As the days shorten and temperatures drop, many of you start to assume that due to decreasing quality of the grass it is safe for your lamintic horse or pony to go back out to their paddock, however beware this may not be the case! There also several key points to remember when managing your laminitic during colder temperatures ahead.First of all, even as pastures appear to be losing their lush green colours, it is impossible to know what levels of water soluble carbohydrates (WSC) are contained, in fact we often experience what many refer to as an ‘Autumn Flush’. Additionally turning out on grass that has been exposed to cold temperatures in conjunction with bright sunlight i.e. sunny frosty mornings, should be avoided, as these conditions can result in especially high levels of WSC. For this reason we recommend continuing to restrict access by making use of stables/menages/bark paddocks, strip grazing or a grazing muzzle, so long as there is a sufficient covering of grass.

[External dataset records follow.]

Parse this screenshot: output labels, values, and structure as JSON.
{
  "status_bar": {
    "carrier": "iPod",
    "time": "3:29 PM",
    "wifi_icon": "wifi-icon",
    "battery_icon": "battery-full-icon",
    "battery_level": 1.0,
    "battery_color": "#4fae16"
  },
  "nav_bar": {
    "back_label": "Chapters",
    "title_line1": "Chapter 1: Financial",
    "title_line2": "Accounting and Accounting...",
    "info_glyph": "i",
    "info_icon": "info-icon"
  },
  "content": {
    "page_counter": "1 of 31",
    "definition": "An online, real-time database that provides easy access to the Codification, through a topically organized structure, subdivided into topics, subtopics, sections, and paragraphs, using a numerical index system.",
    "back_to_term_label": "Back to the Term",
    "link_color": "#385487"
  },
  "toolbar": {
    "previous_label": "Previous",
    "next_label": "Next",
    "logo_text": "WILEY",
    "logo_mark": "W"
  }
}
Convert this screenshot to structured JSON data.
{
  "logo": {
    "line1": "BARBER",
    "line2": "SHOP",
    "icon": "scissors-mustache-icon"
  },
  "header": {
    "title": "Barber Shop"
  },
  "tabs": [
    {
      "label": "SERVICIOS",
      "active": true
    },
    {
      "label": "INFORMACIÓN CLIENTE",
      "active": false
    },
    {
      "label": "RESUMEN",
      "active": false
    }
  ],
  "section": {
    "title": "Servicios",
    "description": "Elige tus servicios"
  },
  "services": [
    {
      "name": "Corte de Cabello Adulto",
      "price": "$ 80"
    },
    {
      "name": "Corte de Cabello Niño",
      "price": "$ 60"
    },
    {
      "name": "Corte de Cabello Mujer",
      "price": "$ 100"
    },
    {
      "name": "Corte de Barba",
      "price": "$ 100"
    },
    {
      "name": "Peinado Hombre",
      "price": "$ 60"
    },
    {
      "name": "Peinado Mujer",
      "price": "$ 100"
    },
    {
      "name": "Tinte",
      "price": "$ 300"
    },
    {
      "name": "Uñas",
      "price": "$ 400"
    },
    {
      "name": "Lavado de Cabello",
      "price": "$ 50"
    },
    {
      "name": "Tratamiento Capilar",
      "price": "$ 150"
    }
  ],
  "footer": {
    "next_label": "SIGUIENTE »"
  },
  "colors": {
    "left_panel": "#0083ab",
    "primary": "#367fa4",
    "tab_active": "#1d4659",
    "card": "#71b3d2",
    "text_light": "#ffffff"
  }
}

Providing a balanced diet is key for any horse or pony, so it is vital to ensure they are receiving the correct levels of vitamins, minerals and quality proteins. If maintaining weight on forage alone (grass/soaked hay), provide a balancer, a small nutrient dense pellet which contains a negligible level of calories, starch and sugar. If on the other hand your horse needs the help of a hard feed to maintain weight, consider a fibre or cube suitable for laminitics with added nutrients. Remember, even in Spring/Summer months, we cannot be sure what level of vitamins, minerals and quality proteins our horses and ponies are receiving, therefore feeding a balancer if providing less than the recommended amount of feed, is still advisable.
Secondly when continuing to turn out onto bare paddocks or strip grazing, these areas can quickly become bogged down with mud. In the wild, horses would roam the land continually, foraging for food, it is important therefore to provide continual access to forage. For our laminitics this involves offering either soaked hay or alternatively a suitable hay replacer such as SPILLERS HAPPY HOOF®/SPILLERS HAPPY HOOF® Molasses Free. All horses and ponies require a minimum of 1.5% (dry matter) of their bodyweight in forage per day, however it is difficult for us to know how much of this ration is being consumed as grass. As a guide, when being stabled for 12 hours, offer a minimum of half this ration, but those prone to weight loss may require more and of course when stabling for longer periods, a larger quantity will be required.
Finally, winter can provide the perfect opportunity for those horses and ponies who have been doing a little too well in warmer months to finally shed some extra pounds. If your laminitic does in fact struggle to maintain weight however, harsher conditions can pose a problem. Start by checking that you are feeding the recommended ration of your horse’s current feed as a simple increase may be all that is required. If this isn’t enough however, look for a feed with higher level of digestible energy and protein but always avoid cereal based feeds with high starch content and opt for fibre and oil instead.
This autumn, as we start cooking up soups and stews for ourselves, there are several points that need to be considered when considering your lamintic’s winter diet. Taking these steps now however will hopefully avoid any set backs for next spring!